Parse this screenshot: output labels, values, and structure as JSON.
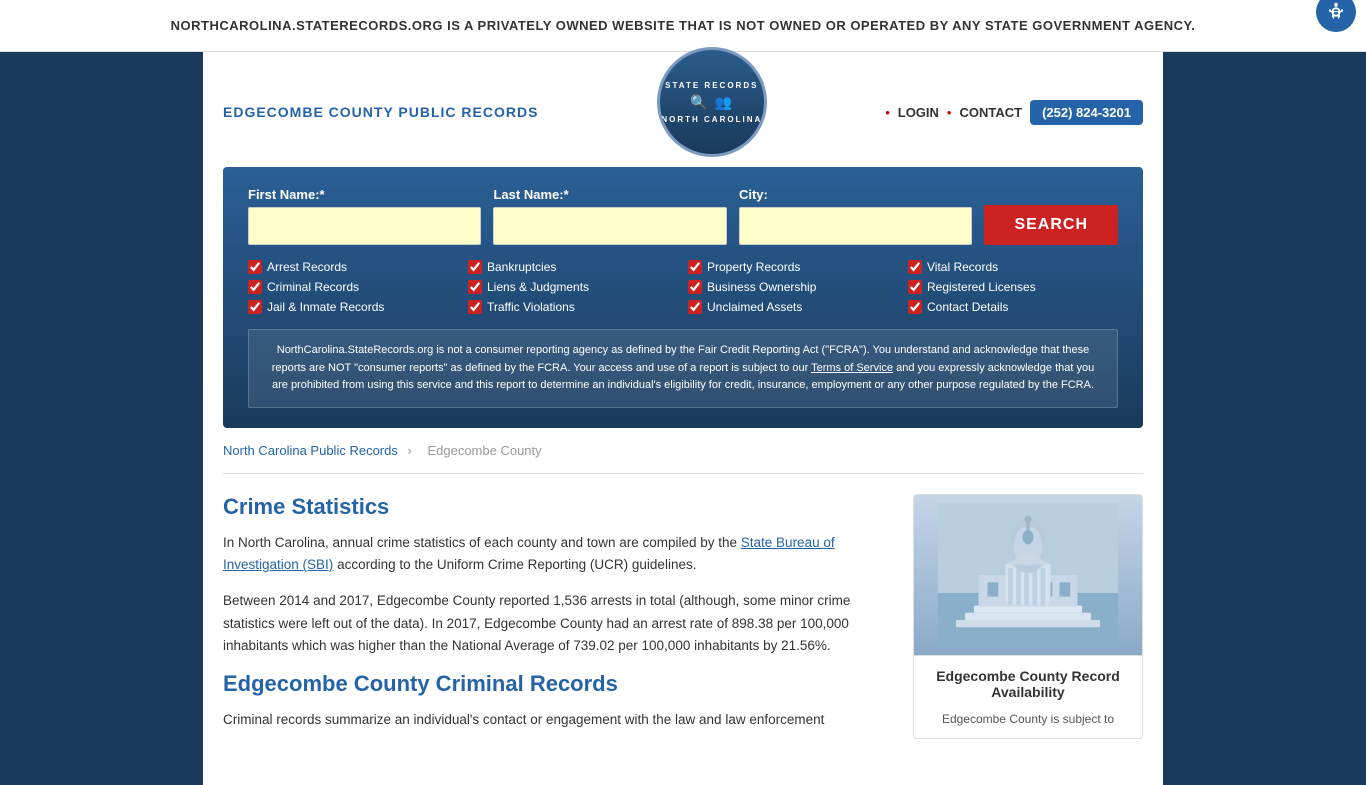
{
  "banner": {
    "text": "NORTHCAROLINA.STATERECORDS.ORG IS A PRIVATELY OWNED WEBSITE THAT IS NOT OWNED OR OPERATED BY ANY STATE GOVERNMENT AGENCY.",
    "close_label": "×"
  },
  "header": {
    "site_title": "EDGECOMBE COUNTY PUBLIC RECORDS",
    "logo_top": "STATE RECORDS",
    "logo_bottom": "NORTH CAROLINA",
    "nav_login": "LOGIN",
    "nav_contact": "CONTACT",
    "phone": "(252) 824-3201"
  },
  "search": {
    "first_name_label": "First Name:*",
    "last_name_label": "Last Name:*",
    "city_label": "City:",
    "first_name_placeholder": "",
    "last_name_placeholder": "",
    "city_placeholder": "",
    "search_button": "SEARCH",
    "checkboxes": [
      {
        "label": "Arrest Records",
        "checked": true
      },
      {
        "label": "Bankruptcies",
        "checked": true
      },
      {
        "label": "Property Records",
        "checked": true
      },
      {
        "label": "Vital Records",
        "checked": true
      },
      {
        "label": "Criminal Records",
        "checked": true
      },
      {
        "label": "Liens & Judgments",
        "checked": true
      },
      {
        "label": "Business Ownership",
        "checked": true
      },
      {
        "label": "Registered Licenses",
        "checked": true
      },
      {
        "label": "Jail & Inmate Records",
        "checked": true
      },
      {
        "label": "Traffic Violations",
        "checked": true
      },
      {
        "label": "Unclaimed Assets",
        "checked": true
      },
      {
        "label": "Contact Details",
        "checked": true
      }
    ],
    "disclaimer": "NorthCarolina.StateRecords.org is not a consumer reporting agency as defined by the Fair Credit Reporting Act (\"FCRA\"). You understand and acknowledge that these reports are NOT \"consumer reports\" as defined by the FCRA. Your access and use of a report is subject to our Terms of Service and you expressly acknowledge that you are prohibited from using this service and this report to determine an individual's eligibility for credit, insurance, employment or any other purpose regulated by the FCRA."
  },
  "breadcrumb": {
    "parent_link": "North Carolina Public Records",
    "current": "Edgecombe County"
  },
  "content": {
    "crime_stats_title": "Crime Statistics",
    "crime_stats_p1": "In North Carolina, annual crime statistics of each county and town are compiled by the State Bureau of Investigation (SBI) according to the Uniform Crime Reporting (UCR) guidelines.",
    "crime_stats_link": "State Bureau of Investigation (SBI)",
    "crime_stats_p2": "Between 2014 and 2017, Edgecombe County reported 1,536 arrests in total (although, some minor crime statistics were left out of the data). In 2017, Edgecombe County had an arrest rate of 898.38 per 100,000 inhabitants which was higher than the National Average of 739.02 per 100,000 inhabitants by 21.56%.",
    "criminal_records_title": "Edgecombe County Criminal Records",
    "criminal_records_p1": "Criminal records summarize an individual's contact or engagement with the law and law enforcement"
  },
  "sidebar": {
    "card_title": "Edgecombe County Record Availability",
    "card_subtitle": "Edgecombe County is subject to"
  }
}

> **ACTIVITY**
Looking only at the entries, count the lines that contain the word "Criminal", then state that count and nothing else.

> **FINISHED TASK**
3